The lottery is a game of chance whereby players purchase tickets for a chance to win a prize, often money. Some lotteries are conducted by governments, while others are private enterprises. In the United States, state-run lotteries are very popular and raise billions of dollars each year for public programs. Some of these public lotteries include the Mega Millions and Powerball, which have enormous jackpots. Despite these large jackpots, the odds of winning are quite low. Nonetheless, many people remain gripped by the lure of winning and continue to purchase tickets.

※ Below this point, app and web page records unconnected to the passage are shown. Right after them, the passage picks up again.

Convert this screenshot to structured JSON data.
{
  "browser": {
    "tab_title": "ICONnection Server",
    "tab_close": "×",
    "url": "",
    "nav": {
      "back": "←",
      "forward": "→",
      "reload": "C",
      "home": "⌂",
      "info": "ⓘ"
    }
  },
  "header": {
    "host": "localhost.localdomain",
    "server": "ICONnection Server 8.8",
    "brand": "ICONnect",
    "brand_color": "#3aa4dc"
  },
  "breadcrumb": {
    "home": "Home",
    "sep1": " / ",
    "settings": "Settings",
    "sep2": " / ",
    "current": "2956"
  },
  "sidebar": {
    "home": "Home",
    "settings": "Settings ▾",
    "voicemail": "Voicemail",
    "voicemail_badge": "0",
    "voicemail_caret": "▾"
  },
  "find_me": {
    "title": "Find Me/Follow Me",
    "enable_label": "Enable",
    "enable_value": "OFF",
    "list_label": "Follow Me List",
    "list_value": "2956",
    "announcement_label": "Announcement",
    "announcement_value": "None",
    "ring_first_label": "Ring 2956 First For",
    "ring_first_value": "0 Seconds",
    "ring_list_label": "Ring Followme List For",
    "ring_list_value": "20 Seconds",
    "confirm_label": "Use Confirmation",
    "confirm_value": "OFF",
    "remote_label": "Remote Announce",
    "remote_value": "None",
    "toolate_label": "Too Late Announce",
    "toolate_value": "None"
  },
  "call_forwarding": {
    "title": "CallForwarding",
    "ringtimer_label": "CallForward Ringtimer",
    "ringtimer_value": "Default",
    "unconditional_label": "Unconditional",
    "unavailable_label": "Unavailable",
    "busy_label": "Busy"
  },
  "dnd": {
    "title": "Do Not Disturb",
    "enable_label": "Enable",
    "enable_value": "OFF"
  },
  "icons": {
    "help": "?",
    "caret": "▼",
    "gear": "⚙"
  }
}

The word “lottery” comes from the Dutch noun lot, meaning fate or fortune. The first lotteries were organized to collect funds for the poor, and they quickly became popular throughout Europe. In the 17th century, lottery games became a common method of raising state revenue in Europe and America. The early success of the lottery helped many states expand their social safety nets without the burden of onerous taxes on the middle and working classes.
Today, lottery is one of the most popular forms of gambling in the world. It involves buying a ticket for a drawing in which the winning numbers are randomly selected. Typically, the winning prize is money, but sometimes goods and services are also available. In addition, there are lottery games that reward players with instant prizes such as scratch-off tickets.
While the odds of winning a lottery are low, they vary wildly depending on how much you pay for a ticket and the size of the prize. In some countries, winners can choose between an annuity payment or a lump sum. Assuming the winner uses the proceeds for investment purposes, annuity payments can yield far greater returns than a lump sum, but withholdings from the payout can reduce the total amount of money received.